→ The problem:
Scan the entries and copy each line where the word "true" is present.

Dataset rows describing interfaces
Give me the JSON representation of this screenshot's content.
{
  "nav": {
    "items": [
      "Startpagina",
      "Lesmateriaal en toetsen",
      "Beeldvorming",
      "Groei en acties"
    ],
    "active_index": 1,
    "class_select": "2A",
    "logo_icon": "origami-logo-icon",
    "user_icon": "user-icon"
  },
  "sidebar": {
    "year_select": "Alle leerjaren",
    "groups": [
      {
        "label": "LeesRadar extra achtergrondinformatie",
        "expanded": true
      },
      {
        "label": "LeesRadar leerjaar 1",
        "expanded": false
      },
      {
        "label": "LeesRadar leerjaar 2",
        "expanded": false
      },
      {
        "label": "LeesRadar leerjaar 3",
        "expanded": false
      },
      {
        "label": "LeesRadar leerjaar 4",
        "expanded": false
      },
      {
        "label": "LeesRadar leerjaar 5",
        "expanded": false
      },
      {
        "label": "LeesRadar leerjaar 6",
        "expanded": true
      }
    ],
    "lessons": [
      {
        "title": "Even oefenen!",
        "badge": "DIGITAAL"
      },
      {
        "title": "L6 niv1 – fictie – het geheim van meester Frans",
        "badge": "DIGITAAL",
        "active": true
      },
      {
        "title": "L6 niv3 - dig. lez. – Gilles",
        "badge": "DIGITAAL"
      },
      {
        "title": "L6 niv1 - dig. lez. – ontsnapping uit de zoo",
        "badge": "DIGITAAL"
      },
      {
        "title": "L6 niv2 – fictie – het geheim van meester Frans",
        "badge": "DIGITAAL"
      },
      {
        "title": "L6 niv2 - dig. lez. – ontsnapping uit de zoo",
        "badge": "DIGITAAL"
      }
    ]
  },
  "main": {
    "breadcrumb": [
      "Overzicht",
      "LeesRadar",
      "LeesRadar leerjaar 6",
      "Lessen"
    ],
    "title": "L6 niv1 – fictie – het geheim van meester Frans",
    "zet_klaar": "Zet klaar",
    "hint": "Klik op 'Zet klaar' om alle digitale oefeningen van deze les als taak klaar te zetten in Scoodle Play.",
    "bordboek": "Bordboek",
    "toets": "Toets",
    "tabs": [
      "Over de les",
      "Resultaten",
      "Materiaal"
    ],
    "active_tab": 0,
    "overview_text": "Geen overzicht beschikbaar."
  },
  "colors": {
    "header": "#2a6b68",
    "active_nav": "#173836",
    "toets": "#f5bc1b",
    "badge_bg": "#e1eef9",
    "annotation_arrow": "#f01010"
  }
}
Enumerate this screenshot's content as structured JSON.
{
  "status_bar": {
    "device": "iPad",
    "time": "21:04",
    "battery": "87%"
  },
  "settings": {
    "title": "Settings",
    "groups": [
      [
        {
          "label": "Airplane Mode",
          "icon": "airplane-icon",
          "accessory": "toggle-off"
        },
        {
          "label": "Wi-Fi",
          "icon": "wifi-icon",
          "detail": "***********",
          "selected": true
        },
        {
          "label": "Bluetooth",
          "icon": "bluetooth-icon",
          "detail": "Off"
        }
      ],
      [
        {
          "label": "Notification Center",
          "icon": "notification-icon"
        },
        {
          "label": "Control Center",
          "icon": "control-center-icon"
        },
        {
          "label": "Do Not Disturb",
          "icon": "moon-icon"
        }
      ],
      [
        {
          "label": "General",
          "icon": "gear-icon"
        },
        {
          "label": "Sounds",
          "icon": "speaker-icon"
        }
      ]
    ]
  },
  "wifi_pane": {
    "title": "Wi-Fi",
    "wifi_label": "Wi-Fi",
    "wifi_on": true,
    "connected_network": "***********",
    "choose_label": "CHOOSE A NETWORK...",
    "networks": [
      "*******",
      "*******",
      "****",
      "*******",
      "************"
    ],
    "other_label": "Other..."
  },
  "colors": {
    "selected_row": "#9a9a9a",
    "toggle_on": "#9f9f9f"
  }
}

→ Exercise solution:
        "expanded": true
        "expanded": true
        "active": true
          "selected": true
    "wifi_on": true,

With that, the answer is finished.